Items from a data source -

──────────────────────────────

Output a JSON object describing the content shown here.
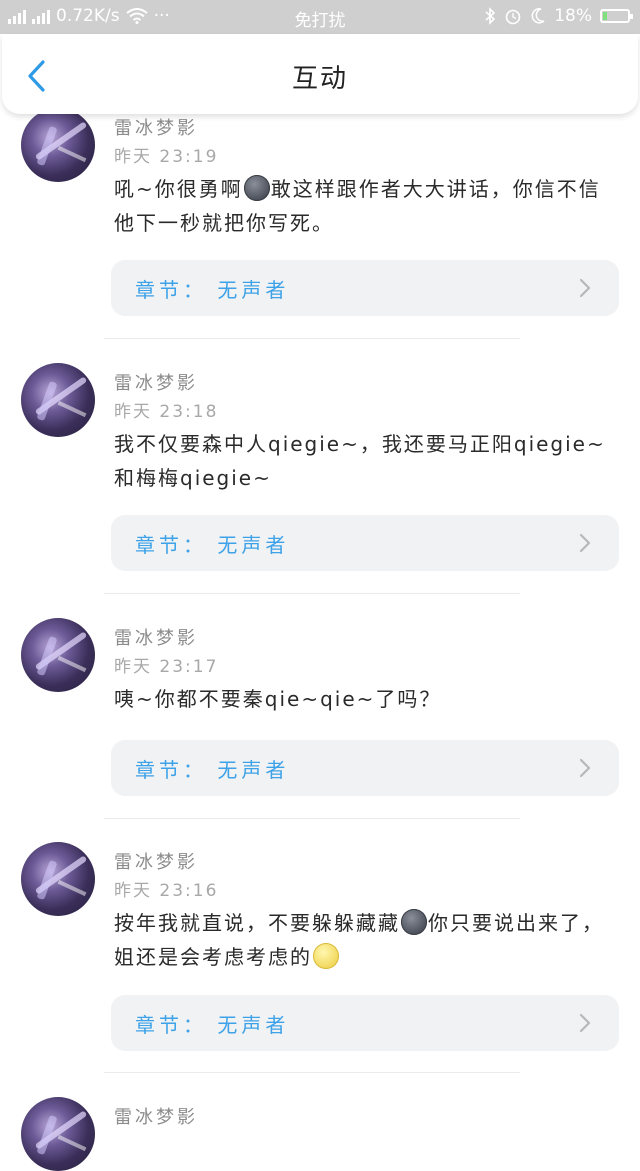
{
  "status_bar": {
    "network": "0.72K/s",
    "dots": "···",
    "mode": "免打扰",
    "battery": "18%",
    "battery_level": 0.18
  },
  "header": {
    "title": "互动"
  },
  "comments": [
    {
      "user": "雷冰梦影",
      "time": "昨天 23:19",
      "text_parts": [
        "吼~你很勇啊",
        "{moon-dark}",
        "敢这样跟作者大大讲话，你信不信他下一秒就把你写死。"
      ],
      "chapter": "章节： 无声者"
    },
    {
      "user": "雷冰梦影",
      "time": "昨天 23:18",
      "text_parts": [
        "我不仅要森中人qiegie~，我还要马正阳qiegie~和梅梅qiegie~"
      ],
      "chapter": "章节： 无声者"
    },
    {
      "user": "雷冰梦影",
      "time": "昨天 23:17",
      "text_parts": [
        "咦~你都不要秦qie~qie~了吗？"
      ],
      "chapter": "章节： 无声者"
    },
    {
      "user": "雷冰梦影",
      "time": "昨天 23:16",
      "text_parts": [
        "按年我就直说，不要躲躲藏藏",
        "{moon-dark}",
        "你只要说出来了，姐还是会考虑考虑的",
        "{moon-light}"
      ],
      "chapter": "章节： 无声者"
    },
    {
      "user": "雷冰梦影",
      "time": "",
      "text_parts": [],
      "chapter": ""
    }
  ],
  "colors": {
    "accent": "#3da2e8",
    "chapter_bg": "#f1f2f4",
    "status_bg": "#cfcfcf"
  }
}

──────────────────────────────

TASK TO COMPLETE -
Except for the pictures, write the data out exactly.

SOLUTION TO THE PROBLEM -
Output a JSON object describing the content shown here.
{
  "status_bar": {
    "network": "0.72K/s",
    "dots": "···",
    "mode": "免打扰",
    "battery": "18%",
    "battery_level": 0.18
  },
  "header": {
    "title": "互动"
  },
  "comments": [
    {
      "user": "雷冰梦影",
      "time": "昨天 23:19",
      "text_parts": [
        "吼~你很勇啊",
        "{moon-dark}",
        "敢这样跟作者大大讲话，你信不信他下一秒就把你写死。"
      ],
      "chapter": "章节： 无声者"
    },
    {
      "user": "雷冰梦影",
      "time": "昨天 23:18",
      "text_parts": [
        "我不仅要森中人qiegie~，我还要马正阳qiegie~和梅梅qiegie~"
      ],
      "chapter": "章节： 无声者"
    },
    {
      "user": "雷冰梦影",
      "time": "昨天 23:17",
      "text_parts": [
        "咦~你都不要秦qie~qie~了吗？"
      ],
      "chapter": "章节： 无声者"
    },
    {
      "user": "雷冰梦影",
      "time": "昨天 23:16",
      "text_parts": [
        "按年我就直说，不要躲躲藏藏",
        "{moon-dark}",
        "你只要说出来了，姐还是会考虑考虑的",
        "{moon-light}"
      ],
      "chapter": "章节： 无声者"
    },
    {
      "user": "雷冰梦影",
      "time": "",
      "text_parts": [],
      "chapter": ""
    }
  ],
  "colors": {
    "accent": "#3da2e8",
    "chapter_bg": "#f1f2f4",
    "status_bg": "#cfcfcf"
  }
}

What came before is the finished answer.